**Action item**
Print every entry exactly as written and exclude all images.
Top of Source information
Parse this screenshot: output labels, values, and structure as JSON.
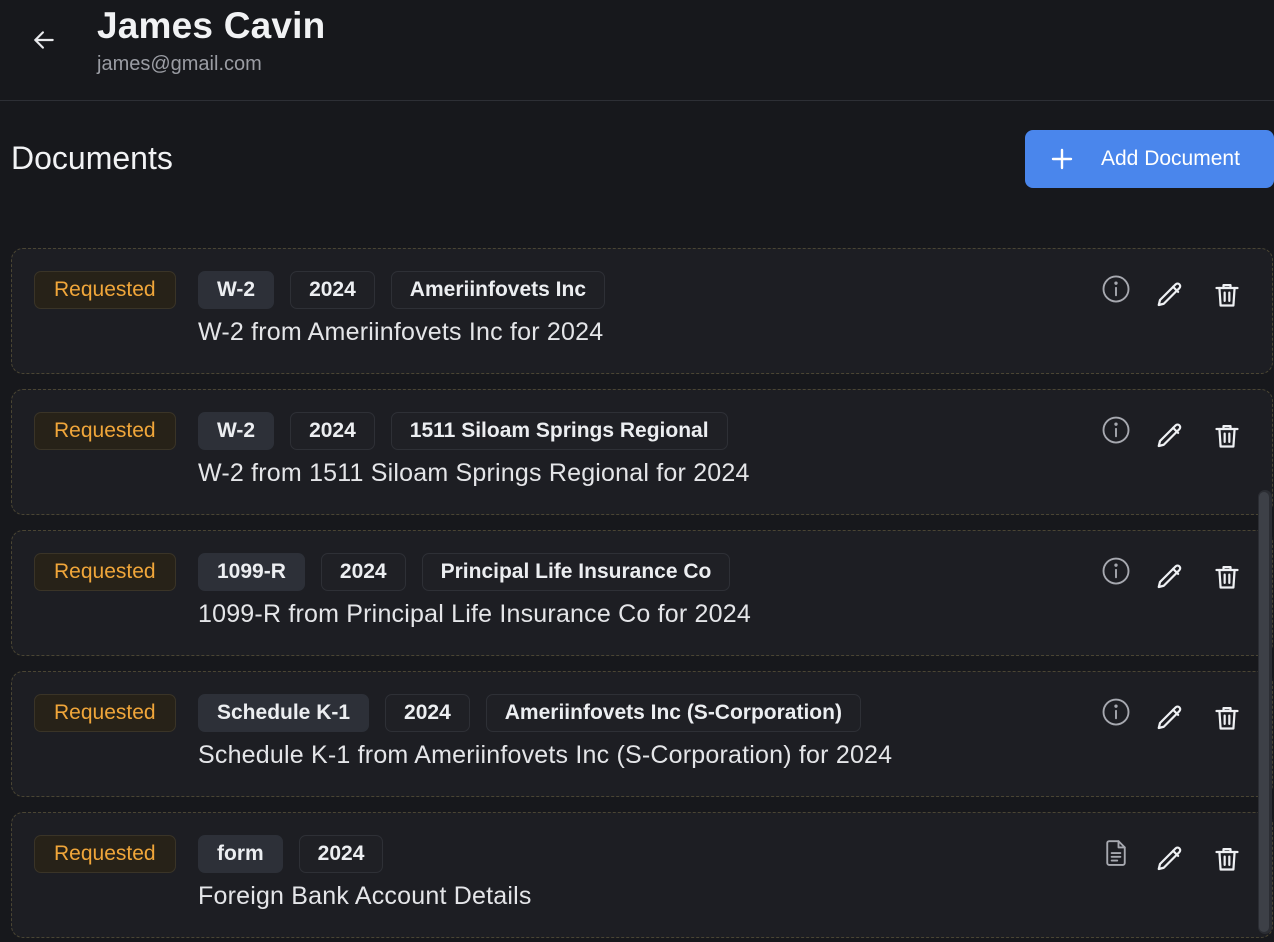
{
  "header": {
    "name": "James Cavin",
    "email": "james@gmail.com",
    "back_icon": "arrow-left-icon"
  },
  "section": {
    "title": "Documents",
    "add_button_label": "Add Document",
    "add_icon": "plus-icon"
  },
  "colors": {
    "background": "#17181c",
    "card": "#1d1e23",
    "accent": "#4a86ec",
    "status_requested": "#f0a63a"
  },
  "documents": [
    {
      "status": "Requested",
      "type": "W-2",
      "year": "2024",
      "issuer": "Ameriinfovets Inc",
      "description": "W-2 from Ameriinfovets Inc for 2024",
      "lead_icon": "info-icon"
    },
    {
      "status": "Requested",
      "type": "W-2",
      "year": "2024",
      "issuer": "1511 Siloam Springs Regional",
      "description": "W-2 from 1511 Siloam Springs Regional for 2024",
      "lead_icon": "info-icon"
    },
    {
      "status": "Requested",
      "type": "1099-R",
      "year": "2024",
      "issuer": "Principal Life Insurance Co",
      "description": "1099-R from Principal Life Insurance Co for 2024",
      "lead_icon": "info-icon"
    },
    {
      "status": "Requested",
      "type": "Schedule K-1",
      "year": "2024",
      "issuer": "Ameriinfovets Inc (S-Corporation)",
      "description": "Schedule K-1 from Ameriinfovets Inc (S-Corporation) for 2024",
      "lead_icon": "info-icon"
    },
    {
      "status": "Requested",
      "type": "form",
      "year": "2024",
      "issuer": "",
      "description": "Foreign Bank Account Details",
      "lead_icon": "document-icon"
    }
  ]
}
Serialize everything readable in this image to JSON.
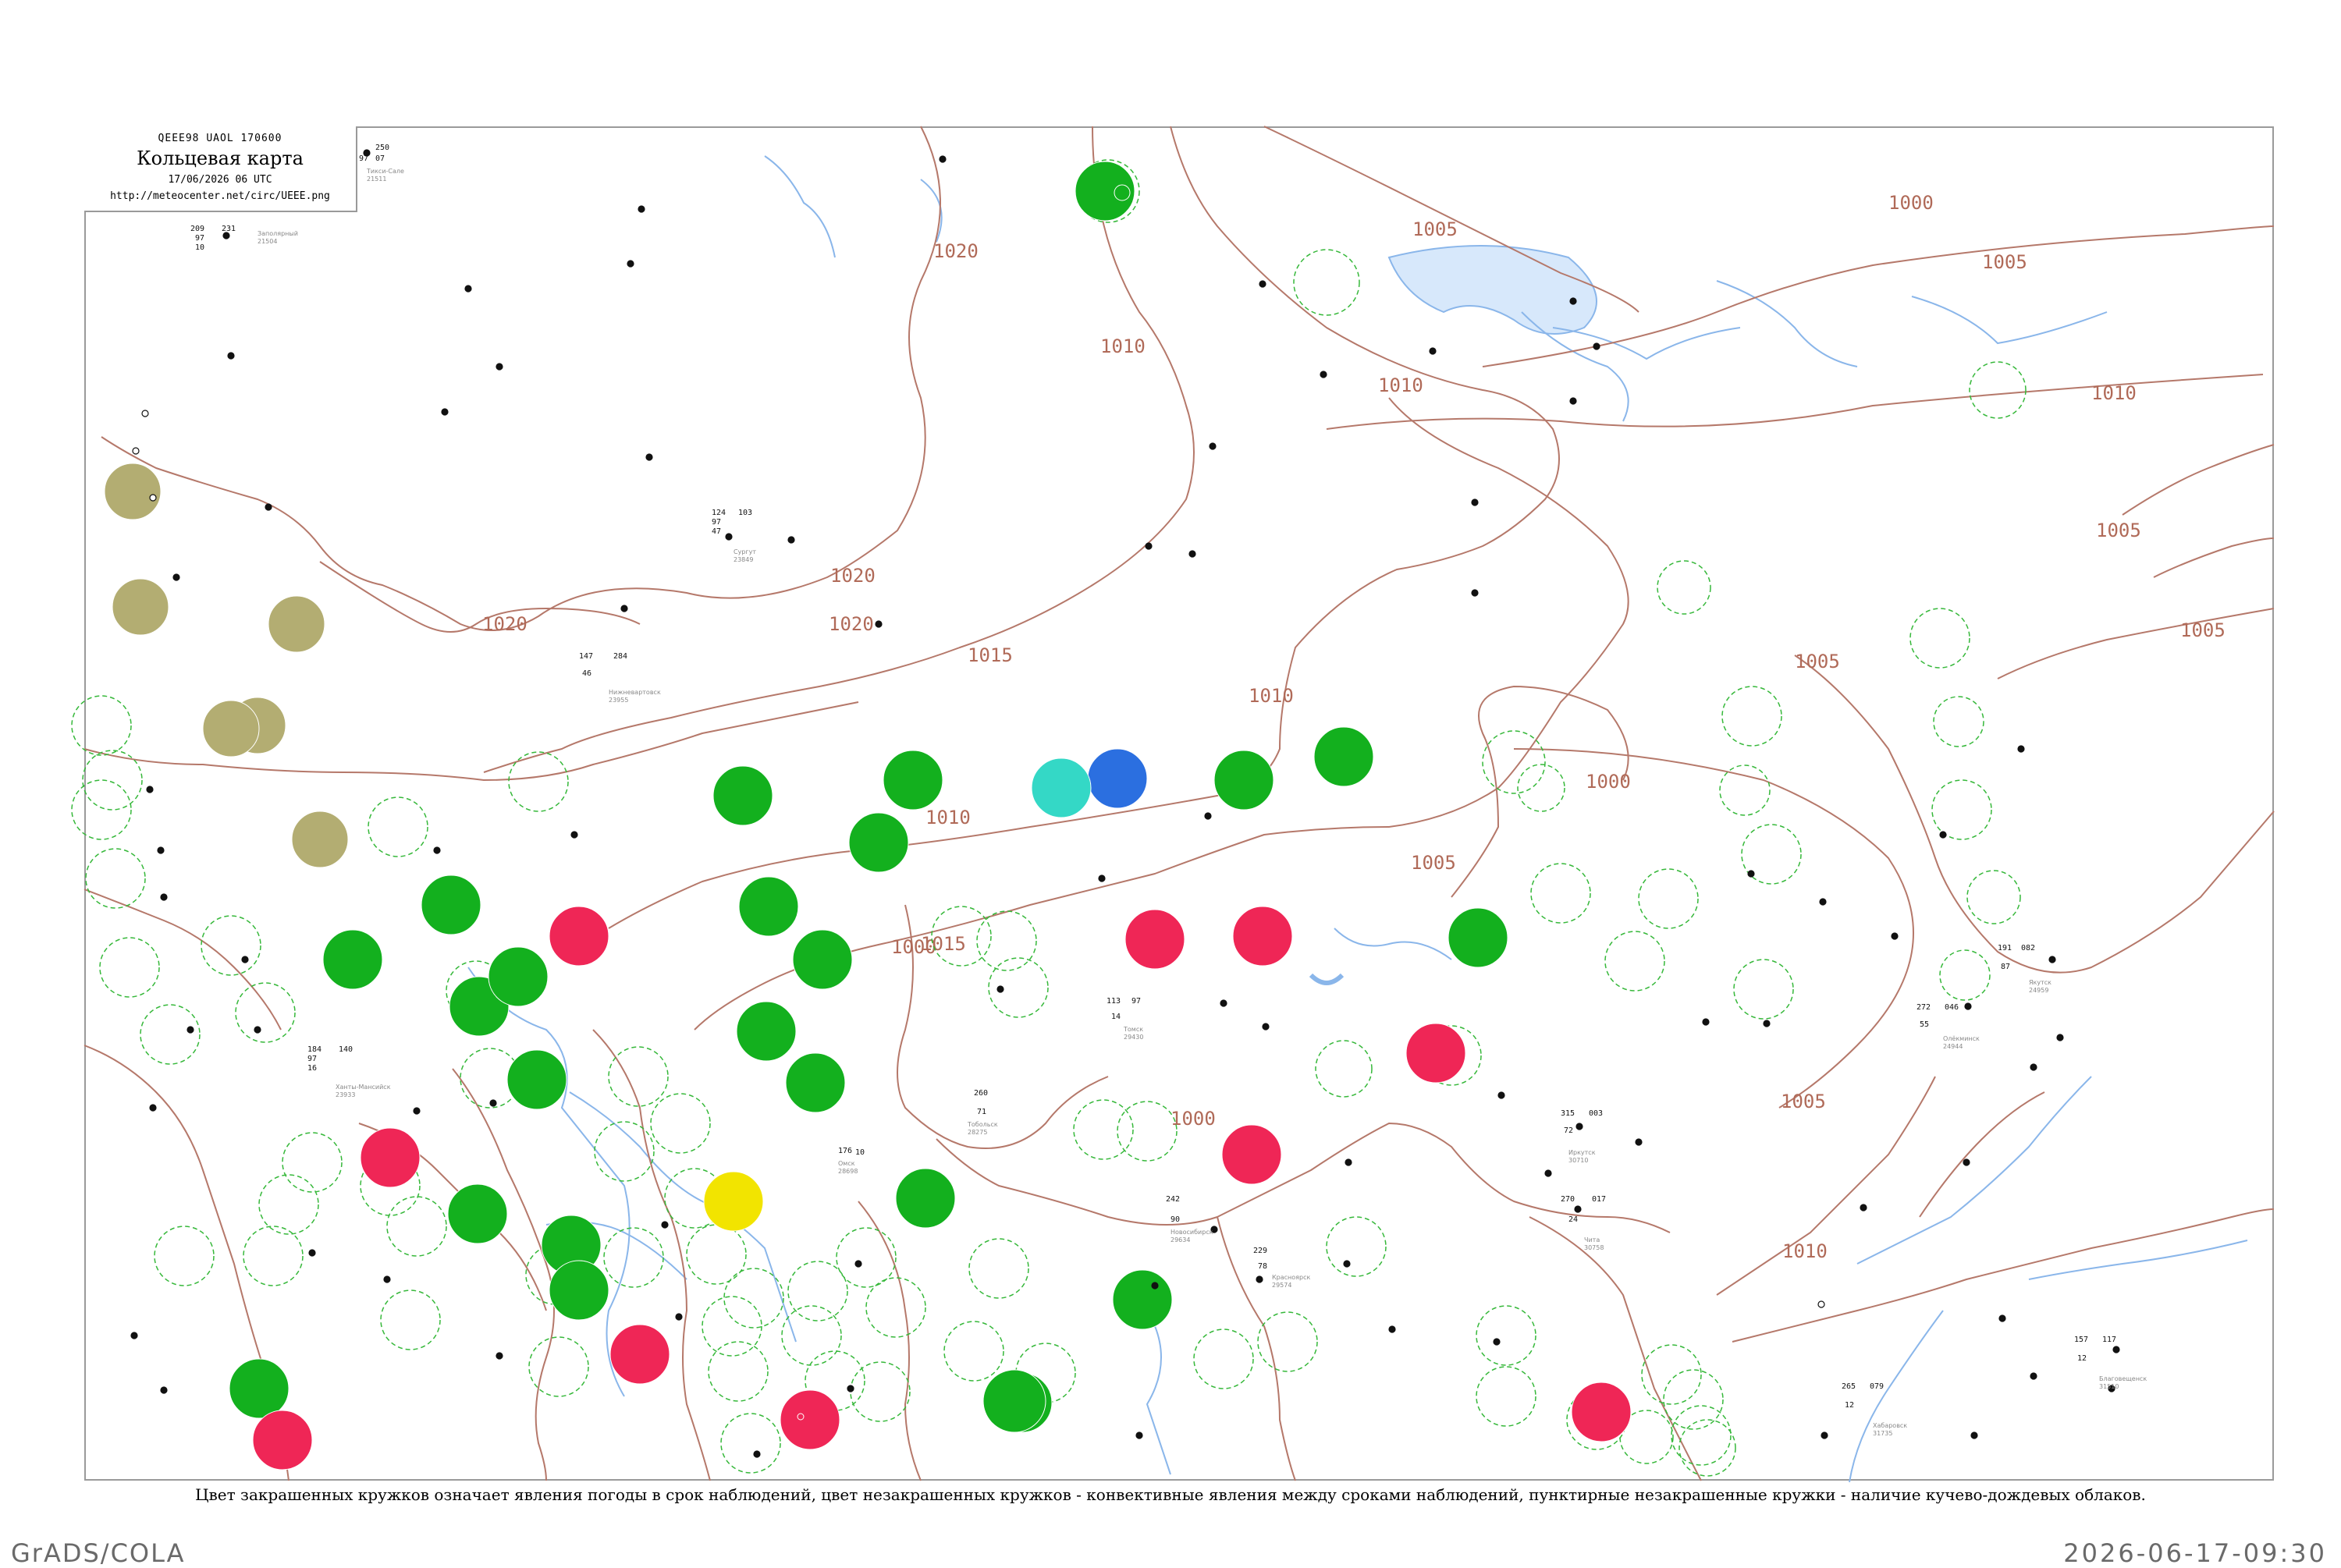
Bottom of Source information
**Your response**
Parse this screenshot: output labels, values, and structure as JSON.
{
  "header": {
    "name": "James Cavin",
    "email": "james@gmail.com",
    "back_icon": "arrow-left-icon"
  },
  "section": {
    "title": "Documents",
    "add_button_label": "Add Document",
    "add_icon": "plus-icon"
  },
  "colors": {
    "background": "#17181c",
    "card": "#1d1e23",
    "accent": "#4a86ec",
    "status_requested": "#f0a63a"
  },
  "documents": [
    {
      "status": "Requested",
      "type": "W-2",
      "year": "2024",
      "issuer": "Ameriinfovets Inc",
      "description": "W-2 from Ameriinfovets Inc for 2024",
      "lead_icon": "info-icon"
    },
    {
      "status": "Requested",
      "type": "W-2",
      "year": "2024",
      "issuer": "1511 Siloam Springs Regional",
      "description": "W-2 from 1511 Siloam Springs Regional for 2024",
      "lead_icon": "info-icon"
    },
    {
      "status": "Requested",
      "type": "1099-R",
      "year": "2024",
      "issuer": "Principal Life Insurance Co",
      "description": "1099-R from Principal Life Insurance Co for 2024",
      "lead_icon": "info-icon"
    },
    {
      "status": "Requested",
      "type": "Schedule K-1",
      "year": "2024",
      "issuer": "Ameriinfovets Inc (S-Corporation)",
      "description": "Schedule K-1 from Ameriinfovets Inc (S-Corporation) for 2024",
      "lead_icon": "info-icon"
    },
    {
      "status": "Requested",
      "type": "form",
      "year": "2024",
      "issuer": "",
      "description": "Foreign Bank Account Details",
      "lead_icon": "document-icon"
    }
  ]
}
Serialize everything readable in this image to JSON.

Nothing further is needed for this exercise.